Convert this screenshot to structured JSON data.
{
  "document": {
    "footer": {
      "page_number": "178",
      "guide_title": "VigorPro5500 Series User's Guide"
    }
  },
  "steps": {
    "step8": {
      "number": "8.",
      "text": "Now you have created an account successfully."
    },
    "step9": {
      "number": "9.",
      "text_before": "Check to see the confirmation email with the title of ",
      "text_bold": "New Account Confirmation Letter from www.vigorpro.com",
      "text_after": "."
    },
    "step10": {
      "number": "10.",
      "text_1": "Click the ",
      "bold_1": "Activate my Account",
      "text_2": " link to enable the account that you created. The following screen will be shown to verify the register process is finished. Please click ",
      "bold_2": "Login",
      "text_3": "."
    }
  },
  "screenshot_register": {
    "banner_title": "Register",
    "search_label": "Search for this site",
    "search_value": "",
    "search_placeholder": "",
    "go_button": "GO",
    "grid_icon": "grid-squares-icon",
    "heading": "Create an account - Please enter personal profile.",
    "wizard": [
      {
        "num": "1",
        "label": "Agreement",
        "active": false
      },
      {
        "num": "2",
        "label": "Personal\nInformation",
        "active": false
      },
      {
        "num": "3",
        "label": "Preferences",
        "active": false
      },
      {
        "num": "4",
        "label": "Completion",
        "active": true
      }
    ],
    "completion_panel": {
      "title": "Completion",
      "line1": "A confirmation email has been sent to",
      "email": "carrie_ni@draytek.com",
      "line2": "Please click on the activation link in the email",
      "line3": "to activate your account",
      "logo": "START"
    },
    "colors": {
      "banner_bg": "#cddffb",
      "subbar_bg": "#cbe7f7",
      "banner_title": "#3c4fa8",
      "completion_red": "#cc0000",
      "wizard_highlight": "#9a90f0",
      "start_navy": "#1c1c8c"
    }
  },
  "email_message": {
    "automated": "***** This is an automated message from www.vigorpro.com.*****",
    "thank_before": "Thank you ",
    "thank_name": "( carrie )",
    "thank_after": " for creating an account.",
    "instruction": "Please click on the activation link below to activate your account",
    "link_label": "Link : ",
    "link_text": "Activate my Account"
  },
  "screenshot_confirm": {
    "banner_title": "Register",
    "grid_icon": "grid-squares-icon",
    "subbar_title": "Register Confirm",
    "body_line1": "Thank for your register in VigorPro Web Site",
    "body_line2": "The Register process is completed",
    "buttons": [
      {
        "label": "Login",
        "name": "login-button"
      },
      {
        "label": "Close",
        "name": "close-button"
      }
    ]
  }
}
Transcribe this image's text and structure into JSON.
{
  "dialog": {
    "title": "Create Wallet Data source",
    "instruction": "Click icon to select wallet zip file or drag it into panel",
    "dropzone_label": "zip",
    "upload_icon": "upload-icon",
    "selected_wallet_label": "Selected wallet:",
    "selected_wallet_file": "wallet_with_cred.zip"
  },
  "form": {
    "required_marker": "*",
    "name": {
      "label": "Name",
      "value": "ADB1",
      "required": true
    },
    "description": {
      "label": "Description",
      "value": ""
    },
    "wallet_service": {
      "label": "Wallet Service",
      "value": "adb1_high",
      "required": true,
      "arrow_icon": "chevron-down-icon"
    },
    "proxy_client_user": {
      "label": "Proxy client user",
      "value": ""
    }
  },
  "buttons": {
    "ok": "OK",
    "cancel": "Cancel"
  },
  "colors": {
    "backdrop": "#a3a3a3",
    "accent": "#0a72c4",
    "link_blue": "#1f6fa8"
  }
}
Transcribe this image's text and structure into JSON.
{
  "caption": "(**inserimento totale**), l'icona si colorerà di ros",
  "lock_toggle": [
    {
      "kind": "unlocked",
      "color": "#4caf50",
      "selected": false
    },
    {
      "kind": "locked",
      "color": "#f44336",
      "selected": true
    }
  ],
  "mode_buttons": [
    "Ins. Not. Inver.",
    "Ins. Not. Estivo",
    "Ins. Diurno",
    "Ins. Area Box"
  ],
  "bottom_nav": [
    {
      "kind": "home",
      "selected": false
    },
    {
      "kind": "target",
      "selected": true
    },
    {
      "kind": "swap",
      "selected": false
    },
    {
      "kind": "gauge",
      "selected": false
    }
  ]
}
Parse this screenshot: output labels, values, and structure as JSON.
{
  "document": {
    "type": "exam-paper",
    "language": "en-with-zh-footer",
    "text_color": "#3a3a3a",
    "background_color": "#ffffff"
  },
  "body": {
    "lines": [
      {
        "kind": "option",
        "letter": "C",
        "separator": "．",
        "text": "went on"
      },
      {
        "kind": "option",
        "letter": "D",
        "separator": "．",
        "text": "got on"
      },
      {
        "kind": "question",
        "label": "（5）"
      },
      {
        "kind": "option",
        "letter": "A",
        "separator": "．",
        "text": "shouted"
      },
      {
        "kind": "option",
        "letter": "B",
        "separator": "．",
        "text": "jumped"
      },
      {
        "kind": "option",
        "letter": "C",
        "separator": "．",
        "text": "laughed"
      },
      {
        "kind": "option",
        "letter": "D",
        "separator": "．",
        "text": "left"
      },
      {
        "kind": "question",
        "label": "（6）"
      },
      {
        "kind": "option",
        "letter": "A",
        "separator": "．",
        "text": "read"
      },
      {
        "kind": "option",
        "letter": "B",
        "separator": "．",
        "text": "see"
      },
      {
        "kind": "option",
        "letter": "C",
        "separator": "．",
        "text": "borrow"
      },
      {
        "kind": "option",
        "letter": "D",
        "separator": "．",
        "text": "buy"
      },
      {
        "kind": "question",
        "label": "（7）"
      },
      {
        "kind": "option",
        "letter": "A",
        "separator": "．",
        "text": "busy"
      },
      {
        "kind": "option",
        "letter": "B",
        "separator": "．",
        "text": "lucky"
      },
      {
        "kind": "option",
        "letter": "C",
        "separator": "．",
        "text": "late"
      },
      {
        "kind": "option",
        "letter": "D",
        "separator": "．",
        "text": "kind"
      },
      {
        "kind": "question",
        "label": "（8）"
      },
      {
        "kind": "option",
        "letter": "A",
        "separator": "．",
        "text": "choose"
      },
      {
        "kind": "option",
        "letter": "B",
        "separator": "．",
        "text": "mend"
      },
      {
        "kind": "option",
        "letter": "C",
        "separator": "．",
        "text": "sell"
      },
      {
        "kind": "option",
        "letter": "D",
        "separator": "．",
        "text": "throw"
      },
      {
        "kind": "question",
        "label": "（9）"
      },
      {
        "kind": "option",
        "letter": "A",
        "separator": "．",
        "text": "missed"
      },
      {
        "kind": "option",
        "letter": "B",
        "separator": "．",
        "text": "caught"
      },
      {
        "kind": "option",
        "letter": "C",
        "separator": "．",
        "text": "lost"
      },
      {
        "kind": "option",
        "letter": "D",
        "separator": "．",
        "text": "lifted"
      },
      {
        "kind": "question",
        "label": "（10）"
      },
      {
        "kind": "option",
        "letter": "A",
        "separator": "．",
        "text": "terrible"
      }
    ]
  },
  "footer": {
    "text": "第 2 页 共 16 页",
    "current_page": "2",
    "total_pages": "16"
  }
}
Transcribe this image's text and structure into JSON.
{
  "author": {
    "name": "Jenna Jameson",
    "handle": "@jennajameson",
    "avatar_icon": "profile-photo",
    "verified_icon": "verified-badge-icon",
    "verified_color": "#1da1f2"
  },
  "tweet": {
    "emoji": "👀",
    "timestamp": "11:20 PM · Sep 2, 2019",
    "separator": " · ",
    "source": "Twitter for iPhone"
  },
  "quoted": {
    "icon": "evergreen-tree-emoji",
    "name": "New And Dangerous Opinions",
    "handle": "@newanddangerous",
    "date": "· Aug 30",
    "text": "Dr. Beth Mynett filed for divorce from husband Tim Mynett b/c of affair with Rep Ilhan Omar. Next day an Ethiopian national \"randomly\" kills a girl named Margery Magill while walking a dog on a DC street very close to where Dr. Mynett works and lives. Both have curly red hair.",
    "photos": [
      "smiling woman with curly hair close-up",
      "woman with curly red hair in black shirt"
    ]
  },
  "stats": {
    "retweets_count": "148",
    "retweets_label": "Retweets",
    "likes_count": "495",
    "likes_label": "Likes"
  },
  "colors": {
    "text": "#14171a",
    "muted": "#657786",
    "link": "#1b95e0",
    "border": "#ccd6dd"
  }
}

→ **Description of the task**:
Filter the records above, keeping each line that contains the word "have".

→ **Written response**:
      "text": "Now you have created an account successfully."
    "text": "Dr. Beth Mynett filed for divorce from husband Tim Mynett b/c of affair with Rep Ilhan Omar. Next day an Ethiopian national \"randomly\" kills a girl named Margery Magill while walking a dog on a DC street very close to where Dr. Mynett works and lives. Both have curly red hair.",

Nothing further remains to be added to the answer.